NASA’s latest Mars lander, Phoenix, is on its way to the Red Planet.
Favorable weather conditions and a smooth countdown with no technical issues allowed the three-stage Delta 7925 to lift off on the first opportunity. The pre-dawn launch from Cape Canaveral’s SLC-17A took place near the middle of a one-second-long launch window, at 05:26:34.596 EDT.
After the first stage and initial second stage burns, the vehicle entered a circular parking orbit of about 90 nautical miles altitude, and began the longest coast phase in Delta history—nearly 64.5 minutes long. Another burn by the AJ10 second stage raised the apogee to over 3,000 n.m., and the Star 48B third stage sent the spacecraft into a hyperbolic escape orbit.
Problems with the tracking network prevented several events from being seen in real time. The Air Force’s “Big Crow” aircraft, circling over the Pacific Ocean, provided no live telemetry during the second stage relight; Hawaii saw SECO-2 and third stage spin-up, ignition, and burnout, but lost the signal (as expected) prior to spacecraft separation. Finally, the tracking station at Vandenberg also was unable to provide real-time confirmation of separation, and a lengthy and nervous pause occurred until antennas at Goldstone, California, could acquire Phoenix’s signal.

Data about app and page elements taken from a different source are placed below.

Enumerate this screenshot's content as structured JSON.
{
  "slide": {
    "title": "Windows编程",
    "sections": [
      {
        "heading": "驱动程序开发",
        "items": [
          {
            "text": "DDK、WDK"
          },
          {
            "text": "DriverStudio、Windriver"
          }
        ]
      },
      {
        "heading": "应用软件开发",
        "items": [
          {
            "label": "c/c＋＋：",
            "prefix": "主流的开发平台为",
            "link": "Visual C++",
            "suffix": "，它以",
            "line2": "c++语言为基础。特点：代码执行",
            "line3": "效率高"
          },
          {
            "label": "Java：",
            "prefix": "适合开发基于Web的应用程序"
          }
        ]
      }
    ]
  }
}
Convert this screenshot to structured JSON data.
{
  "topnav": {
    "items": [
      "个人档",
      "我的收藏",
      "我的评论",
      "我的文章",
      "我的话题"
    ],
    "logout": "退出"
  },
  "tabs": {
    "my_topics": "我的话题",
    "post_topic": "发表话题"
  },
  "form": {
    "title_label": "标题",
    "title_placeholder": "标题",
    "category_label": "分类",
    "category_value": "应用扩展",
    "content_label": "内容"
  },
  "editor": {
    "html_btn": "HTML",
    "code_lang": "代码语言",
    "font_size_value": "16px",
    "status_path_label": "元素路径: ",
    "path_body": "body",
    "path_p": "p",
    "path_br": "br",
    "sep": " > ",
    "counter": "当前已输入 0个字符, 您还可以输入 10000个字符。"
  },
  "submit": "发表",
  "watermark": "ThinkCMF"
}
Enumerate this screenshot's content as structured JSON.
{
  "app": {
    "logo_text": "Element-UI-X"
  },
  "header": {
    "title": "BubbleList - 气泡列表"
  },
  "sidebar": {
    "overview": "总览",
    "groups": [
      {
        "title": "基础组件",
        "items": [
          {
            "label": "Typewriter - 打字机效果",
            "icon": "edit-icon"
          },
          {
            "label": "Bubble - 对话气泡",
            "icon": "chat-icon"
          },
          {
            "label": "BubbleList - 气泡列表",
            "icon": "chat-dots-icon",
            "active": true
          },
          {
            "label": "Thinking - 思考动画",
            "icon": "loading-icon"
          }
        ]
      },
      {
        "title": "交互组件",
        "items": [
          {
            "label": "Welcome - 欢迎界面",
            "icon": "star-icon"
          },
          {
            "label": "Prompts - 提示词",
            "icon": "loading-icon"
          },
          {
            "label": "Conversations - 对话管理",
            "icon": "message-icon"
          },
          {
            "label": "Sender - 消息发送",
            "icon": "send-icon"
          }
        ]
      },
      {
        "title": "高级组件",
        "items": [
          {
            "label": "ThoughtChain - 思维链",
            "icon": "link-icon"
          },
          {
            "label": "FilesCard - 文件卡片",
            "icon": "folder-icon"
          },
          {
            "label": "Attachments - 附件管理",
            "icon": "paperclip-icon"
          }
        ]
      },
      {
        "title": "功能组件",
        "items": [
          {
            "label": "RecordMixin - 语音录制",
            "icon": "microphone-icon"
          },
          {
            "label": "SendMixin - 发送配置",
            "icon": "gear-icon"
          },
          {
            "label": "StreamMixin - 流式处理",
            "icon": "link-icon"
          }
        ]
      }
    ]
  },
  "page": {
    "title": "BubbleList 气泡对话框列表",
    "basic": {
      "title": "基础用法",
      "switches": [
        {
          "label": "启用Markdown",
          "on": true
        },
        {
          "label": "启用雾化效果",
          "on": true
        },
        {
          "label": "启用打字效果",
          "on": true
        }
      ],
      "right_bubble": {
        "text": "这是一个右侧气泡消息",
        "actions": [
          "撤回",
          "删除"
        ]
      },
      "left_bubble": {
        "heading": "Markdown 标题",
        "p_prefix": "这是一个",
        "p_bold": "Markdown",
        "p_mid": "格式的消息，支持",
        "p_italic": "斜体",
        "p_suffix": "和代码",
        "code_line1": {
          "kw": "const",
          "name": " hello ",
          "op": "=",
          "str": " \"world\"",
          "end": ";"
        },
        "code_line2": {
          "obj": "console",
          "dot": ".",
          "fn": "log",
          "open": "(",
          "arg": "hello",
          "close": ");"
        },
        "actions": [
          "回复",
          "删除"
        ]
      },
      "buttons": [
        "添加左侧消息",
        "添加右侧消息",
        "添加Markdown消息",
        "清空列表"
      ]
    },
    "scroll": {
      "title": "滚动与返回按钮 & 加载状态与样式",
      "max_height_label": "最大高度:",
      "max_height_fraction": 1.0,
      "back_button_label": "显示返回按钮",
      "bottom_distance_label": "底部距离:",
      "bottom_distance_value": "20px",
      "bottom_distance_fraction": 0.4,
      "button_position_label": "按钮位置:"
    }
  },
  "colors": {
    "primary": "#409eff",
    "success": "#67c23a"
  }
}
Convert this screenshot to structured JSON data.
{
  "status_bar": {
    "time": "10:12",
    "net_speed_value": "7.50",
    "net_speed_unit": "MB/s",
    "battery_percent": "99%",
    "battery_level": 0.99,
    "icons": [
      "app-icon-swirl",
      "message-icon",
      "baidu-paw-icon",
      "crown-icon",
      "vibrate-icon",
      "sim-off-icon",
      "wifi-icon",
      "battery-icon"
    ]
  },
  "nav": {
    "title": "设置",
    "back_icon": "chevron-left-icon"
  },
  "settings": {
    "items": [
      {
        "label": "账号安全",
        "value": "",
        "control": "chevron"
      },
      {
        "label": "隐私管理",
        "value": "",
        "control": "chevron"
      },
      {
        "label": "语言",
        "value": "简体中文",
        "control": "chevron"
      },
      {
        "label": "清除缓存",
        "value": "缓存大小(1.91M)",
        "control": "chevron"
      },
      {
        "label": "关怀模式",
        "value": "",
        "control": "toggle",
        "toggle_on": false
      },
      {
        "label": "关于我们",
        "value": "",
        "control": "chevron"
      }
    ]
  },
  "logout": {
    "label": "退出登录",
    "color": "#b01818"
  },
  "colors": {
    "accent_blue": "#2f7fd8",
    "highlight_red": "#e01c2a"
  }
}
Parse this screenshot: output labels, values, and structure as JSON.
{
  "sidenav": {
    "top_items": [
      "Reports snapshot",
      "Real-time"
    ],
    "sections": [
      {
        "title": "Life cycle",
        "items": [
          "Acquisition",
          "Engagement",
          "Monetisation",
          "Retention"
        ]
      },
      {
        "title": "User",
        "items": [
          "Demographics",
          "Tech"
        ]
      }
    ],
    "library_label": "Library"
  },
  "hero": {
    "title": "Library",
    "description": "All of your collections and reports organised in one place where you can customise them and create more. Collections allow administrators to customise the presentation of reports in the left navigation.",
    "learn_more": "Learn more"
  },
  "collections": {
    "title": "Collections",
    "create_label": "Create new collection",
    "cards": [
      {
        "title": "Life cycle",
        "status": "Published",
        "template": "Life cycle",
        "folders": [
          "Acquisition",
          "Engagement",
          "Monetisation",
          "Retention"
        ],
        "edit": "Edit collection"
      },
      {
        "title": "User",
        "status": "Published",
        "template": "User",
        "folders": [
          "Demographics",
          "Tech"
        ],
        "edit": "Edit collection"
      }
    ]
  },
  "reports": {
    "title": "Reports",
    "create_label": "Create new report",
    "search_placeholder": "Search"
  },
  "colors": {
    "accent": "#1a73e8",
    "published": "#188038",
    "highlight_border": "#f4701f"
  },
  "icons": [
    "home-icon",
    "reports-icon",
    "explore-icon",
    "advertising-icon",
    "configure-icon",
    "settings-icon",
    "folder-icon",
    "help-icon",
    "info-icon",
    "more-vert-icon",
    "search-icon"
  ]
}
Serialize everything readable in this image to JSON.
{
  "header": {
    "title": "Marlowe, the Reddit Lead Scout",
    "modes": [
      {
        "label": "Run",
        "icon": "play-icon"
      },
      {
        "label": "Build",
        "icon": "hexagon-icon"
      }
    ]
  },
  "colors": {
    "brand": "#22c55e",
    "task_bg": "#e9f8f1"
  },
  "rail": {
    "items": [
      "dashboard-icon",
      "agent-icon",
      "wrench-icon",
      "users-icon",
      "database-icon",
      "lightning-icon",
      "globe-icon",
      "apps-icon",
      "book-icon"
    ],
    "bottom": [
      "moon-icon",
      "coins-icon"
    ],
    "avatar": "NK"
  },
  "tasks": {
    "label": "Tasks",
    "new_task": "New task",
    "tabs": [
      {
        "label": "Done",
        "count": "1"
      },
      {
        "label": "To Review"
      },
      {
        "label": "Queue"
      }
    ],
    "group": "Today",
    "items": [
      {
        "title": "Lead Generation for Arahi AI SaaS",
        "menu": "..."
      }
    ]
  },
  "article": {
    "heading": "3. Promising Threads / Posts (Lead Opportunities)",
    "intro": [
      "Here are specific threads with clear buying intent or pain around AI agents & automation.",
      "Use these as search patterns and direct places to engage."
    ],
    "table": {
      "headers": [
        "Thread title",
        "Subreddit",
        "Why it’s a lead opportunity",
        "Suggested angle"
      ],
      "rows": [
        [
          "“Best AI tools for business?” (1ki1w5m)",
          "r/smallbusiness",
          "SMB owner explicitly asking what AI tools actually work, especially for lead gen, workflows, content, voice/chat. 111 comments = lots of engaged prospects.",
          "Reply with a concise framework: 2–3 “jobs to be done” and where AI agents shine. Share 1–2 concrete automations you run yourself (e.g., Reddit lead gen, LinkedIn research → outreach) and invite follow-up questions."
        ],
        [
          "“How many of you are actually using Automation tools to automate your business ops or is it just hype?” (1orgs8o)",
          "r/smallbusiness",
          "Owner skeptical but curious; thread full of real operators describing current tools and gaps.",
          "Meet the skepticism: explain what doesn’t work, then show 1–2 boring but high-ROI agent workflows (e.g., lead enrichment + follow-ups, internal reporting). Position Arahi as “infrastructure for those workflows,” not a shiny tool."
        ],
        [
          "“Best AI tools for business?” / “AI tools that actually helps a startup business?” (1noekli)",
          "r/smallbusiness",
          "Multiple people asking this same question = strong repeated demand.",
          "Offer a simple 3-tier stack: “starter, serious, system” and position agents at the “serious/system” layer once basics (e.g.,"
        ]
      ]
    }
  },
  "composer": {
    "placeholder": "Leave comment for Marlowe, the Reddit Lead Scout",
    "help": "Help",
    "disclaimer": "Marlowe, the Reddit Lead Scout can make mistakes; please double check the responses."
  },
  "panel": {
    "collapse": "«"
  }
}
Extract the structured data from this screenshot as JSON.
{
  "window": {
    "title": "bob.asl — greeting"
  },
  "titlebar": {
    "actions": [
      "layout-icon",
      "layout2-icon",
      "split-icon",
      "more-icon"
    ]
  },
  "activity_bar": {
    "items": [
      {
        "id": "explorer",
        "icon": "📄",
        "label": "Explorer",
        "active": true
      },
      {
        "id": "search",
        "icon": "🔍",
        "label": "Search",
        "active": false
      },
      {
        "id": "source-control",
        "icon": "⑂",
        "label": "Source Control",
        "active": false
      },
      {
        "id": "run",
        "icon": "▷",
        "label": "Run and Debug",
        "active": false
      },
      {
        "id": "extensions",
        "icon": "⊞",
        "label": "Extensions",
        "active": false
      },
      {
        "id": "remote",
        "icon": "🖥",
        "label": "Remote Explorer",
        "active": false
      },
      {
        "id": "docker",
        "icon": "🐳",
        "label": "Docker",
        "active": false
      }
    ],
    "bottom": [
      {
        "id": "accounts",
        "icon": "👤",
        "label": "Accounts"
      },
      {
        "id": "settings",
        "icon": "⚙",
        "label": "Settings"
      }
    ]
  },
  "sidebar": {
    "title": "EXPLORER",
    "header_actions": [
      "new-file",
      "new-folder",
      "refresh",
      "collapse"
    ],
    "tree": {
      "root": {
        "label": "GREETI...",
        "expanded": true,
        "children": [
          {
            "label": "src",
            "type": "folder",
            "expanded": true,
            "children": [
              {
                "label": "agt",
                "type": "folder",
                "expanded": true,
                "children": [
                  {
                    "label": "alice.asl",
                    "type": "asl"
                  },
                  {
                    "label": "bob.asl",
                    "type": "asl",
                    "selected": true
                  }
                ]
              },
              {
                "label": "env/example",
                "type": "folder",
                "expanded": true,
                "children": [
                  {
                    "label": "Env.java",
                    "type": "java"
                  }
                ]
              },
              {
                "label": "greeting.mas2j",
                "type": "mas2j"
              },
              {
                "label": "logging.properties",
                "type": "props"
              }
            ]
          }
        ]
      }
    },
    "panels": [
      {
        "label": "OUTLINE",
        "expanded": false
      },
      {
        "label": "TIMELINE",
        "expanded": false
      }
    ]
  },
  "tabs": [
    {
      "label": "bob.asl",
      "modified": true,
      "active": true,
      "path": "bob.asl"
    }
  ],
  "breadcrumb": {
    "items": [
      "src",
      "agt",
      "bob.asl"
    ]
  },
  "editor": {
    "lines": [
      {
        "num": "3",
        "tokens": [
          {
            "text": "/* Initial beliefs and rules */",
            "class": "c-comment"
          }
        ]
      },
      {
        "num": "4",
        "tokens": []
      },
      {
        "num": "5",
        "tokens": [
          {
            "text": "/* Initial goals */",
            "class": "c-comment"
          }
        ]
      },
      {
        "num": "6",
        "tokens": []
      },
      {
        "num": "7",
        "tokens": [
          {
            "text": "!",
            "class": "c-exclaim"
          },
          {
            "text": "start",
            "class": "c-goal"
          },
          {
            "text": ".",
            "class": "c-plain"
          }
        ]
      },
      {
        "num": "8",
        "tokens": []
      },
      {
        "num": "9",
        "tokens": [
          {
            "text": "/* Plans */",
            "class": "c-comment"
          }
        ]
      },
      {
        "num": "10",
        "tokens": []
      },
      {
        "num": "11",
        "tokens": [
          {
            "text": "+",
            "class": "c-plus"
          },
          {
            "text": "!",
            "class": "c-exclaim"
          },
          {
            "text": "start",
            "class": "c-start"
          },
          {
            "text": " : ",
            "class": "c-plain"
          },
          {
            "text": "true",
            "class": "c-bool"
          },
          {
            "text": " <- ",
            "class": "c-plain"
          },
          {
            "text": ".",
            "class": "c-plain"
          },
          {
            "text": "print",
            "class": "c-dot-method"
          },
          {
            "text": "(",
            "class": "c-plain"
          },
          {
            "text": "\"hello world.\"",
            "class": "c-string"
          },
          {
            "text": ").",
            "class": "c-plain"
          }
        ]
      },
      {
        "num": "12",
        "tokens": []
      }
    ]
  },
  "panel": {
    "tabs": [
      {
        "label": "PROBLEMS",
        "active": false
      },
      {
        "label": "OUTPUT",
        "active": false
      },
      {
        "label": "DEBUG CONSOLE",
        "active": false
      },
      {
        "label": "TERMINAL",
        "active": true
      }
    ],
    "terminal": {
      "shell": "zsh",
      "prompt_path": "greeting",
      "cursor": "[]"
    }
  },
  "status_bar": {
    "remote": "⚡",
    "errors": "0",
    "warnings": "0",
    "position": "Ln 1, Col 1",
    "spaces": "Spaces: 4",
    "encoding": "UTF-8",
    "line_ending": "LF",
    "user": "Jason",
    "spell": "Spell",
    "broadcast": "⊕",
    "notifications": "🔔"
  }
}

Ultimately, the Phoenix mission team announced that the resulting trajectory is “well within expected limits for a successful journey” to Mars. This launch marks the 74th consecutive success for the Delta II launch vehicle, a record that now has gone for more than ten years without failure.
Following a ten-month, 420-million-mile cruise, Phoenix will gently set down near the Martian north pole, where it will use a robotic digging tool and a complex suite of instruments to analyze the subsurface soil for water ice and organic compounds. Scientists hope to prove that Mars was once capable of supporting life, and will use the analysis to determine the availability of water for future human missions.